Please output each entry exactly as it appears.

──────── Data provided

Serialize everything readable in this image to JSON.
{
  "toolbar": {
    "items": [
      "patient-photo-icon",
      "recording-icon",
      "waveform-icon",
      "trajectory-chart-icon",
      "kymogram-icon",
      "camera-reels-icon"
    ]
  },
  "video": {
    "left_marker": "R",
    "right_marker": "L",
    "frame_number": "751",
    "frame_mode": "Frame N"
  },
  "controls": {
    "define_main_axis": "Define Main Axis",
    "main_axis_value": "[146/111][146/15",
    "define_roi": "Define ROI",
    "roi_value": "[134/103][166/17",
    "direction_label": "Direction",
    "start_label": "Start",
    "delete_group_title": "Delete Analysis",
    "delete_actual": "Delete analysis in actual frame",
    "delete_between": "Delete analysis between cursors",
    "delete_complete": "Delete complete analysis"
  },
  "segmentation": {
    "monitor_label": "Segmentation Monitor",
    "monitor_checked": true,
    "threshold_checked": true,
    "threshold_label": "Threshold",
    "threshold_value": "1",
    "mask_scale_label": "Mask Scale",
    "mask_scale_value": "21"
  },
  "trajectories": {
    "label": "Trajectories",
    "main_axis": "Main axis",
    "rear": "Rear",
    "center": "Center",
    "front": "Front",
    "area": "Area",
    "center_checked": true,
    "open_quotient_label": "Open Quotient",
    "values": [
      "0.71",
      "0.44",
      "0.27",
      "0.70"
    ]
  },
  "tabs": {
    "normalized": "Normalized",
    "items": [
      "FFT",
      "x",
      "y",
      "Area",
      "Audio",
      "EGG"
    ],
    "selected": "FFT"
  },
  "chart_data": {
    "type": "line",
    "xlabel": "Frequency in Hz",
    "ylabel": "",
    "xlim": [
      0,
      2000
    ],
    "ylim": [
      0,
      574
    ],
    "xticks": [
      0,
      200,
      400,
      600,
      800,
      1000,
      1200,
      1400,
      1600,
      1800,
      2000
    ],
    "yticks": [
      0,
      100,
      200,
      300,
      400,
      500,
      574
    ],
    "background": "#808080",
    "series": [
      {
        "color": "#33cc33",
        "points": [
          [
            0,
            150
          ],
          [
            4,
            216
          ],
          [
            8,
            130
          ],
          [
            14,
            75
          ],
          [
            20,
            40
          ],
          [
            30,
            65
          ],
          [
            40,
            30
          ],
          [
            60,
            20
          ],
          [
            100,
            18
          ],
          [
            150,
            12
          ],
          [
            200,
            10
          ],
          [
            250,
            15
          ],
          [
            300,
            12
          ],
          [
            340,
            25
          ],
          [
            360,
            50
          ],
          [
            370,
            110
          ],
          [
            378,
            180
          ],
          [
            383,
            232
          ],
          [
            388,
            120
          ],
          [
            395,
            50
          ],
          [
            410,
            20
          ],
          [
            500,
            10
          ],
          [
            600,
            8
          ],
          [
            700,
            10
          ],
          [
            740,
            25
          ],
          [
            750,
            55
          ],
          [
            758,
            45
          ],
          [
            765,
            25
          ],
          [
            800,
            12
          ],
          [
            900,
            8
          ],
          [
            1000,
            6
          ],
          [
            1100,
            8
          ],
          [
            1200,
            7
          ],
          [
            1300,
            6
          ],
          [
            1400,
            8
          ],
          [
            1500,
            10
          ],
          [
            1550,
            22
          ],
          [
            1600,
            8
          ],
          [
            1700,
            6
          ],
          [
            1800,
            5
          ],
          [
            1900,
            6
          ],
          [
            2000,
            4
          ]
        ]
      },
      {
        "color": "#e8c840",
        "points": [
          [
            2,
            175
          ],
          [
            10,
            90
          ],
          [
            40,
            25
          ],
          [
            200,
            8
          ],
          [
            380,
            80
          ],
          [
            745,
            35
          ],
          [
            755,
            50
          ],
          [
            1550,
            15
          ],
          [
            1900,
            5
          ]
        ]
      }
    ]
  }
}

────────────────

● Response below:
Serialize everything readable in this image to JSON.
{
  "toolbar": {
    "items": [
      "patient-photo-icon",
      "recording-icon",
      "waveform-icon",
      "trajectory-chart-icon",
      "kymogram-icon",
      "camera-reels-icon"
    ]
  },
  "video": {
    "left_marker": "R",
    "right_marker": "L",
    "frame_number": "751",
    "frame_mode": "Frame N"
  },
  "controls": {
    "define_main_axis": "Define Main Axis",
    "main_axis_value": "[146/111][146/15",
    "define_roi": "Define ROI",
    "roi_value": "[134/103][166/17",
    "direction_label": "Direction",
    "start_label": "Start",
    "delete_group_title": "Delete Analysis",
    "delete_actual": "Delete analysis in actual frame",
    "delete_between": "Delete analysis between cursors",
    "delete_complete": "Delete complete analysis"
  },
  "segmentation": {
    "monitor_label": "Segmentation Monitor",
    "monitor_checked": true,
    "threshold_checked": true,
    "threshold_label": "Threshold",
    "threshold_value": "1",
    "mask_scale_label": "Mask Scale",
    "mask_scale_value": "21"
  },
  "trajectories": {
    "label": "Trajectories",
    "main_axis": "Main axis",
    "rear": "Rear",
    "center": "Center",
    "front": "Front",
    "area": "Area",
    "center_checked": true,
    "open_quotient_label": "Open Quotient",
    "values": [
      "0.71",
      "0.44",
      "0.27",
      "0.70"
    ]
  },
  "tabs": {
    "normalized": "Normalized",
    "items": [
      "FFT",
      "x",
      "y",
      "Area",
      "Audio",
      "EGG"
    ],
    "selected": "FFT"
  },
  "chart_data": {
    "type": "line",
    "xlabel": "Frequency in Hz",
    "ylabel": "",
    "xlim": [
      0,
      2000
    ],
    "ylim": [
      0,
      574
    ],
    "xticks": [
      0,
      200,
      400,
      600,
      800,
      1000,
      1200,
      1400,
      1600,
      1800,
      2000
    ],
    "yticks": [
      0,
      100,
      200,
      300,
      400,
      500,
      574
    ],
    "background": "#808080",
    "series": [
      {
        "color": "#33cc33",
        "points": [
          [
            0,
            150
          ],
          [
            4,
            216
          ],
          [
            8,
            130
          ],
          [
            14,
            75
          ],
          [
            20,
            40
          ],
          [
            30,
            65
          ],
          [
            40,
            30
          ],
          [
            60,
            20
          ],
          [
            100,
            18
          ],
          [
            150,
            12
          ],
          [
            200,
            10
          ],
          [
            250,
            15
          ],
          [
            300,
            12
          ],
          [
            340,
            25
          ],
          [
            360,
            50
          ],
          [
            370,
            110
          ],
          [
            378,
            180
          ],
          [
            383,
            232
          ],
          [
            388,
            120
          ],
          [
            395,
            50
          ],
          [
            410,
            20
          ],
          [
            500,
            10
          ],
          [
            600,
            8
          ],
          [
            700,
            10
          ],
          [
            740,
            25
          ],
          [
            750,
            55
          ],
          [
            758,
            45
          ],
          [
            765,
            25
          ],
          [
            800,
            12
          ],
          [
            900,
            8
          ],
          [
            1000,
            6
          ],
          [
            1100,
            8
          ],
          [
            1200,
            7
          ],
          [
            1300,
            6
          ],
          [
            1400,
            8
          ],
          [
            1500,
            10
          ],
          [
            1550,
            22
          ],
          [
            1600,
            8
          ],
          [
            1700,
            6
          ],
          [
            1800,
            5
          ],
          [
            1900,
            6
          ],
          [
            2000,
            4
          ]
        ]
      },
      {
        "color": "#e8c840",
        "points": [
          [
            2,
            175
          ],
          [
            10,
            90
          ],
          [
            40,
            25
          ],
          [
            200,
            8
          ],
          [
            380,
            80
          ],
          [
            745,
            35
          ],
          [
            755,
            50
          ],
          [
            1550,
            15
          ],
          [
            1900,
            5
          ]
        ]
      }
    ]
  }
}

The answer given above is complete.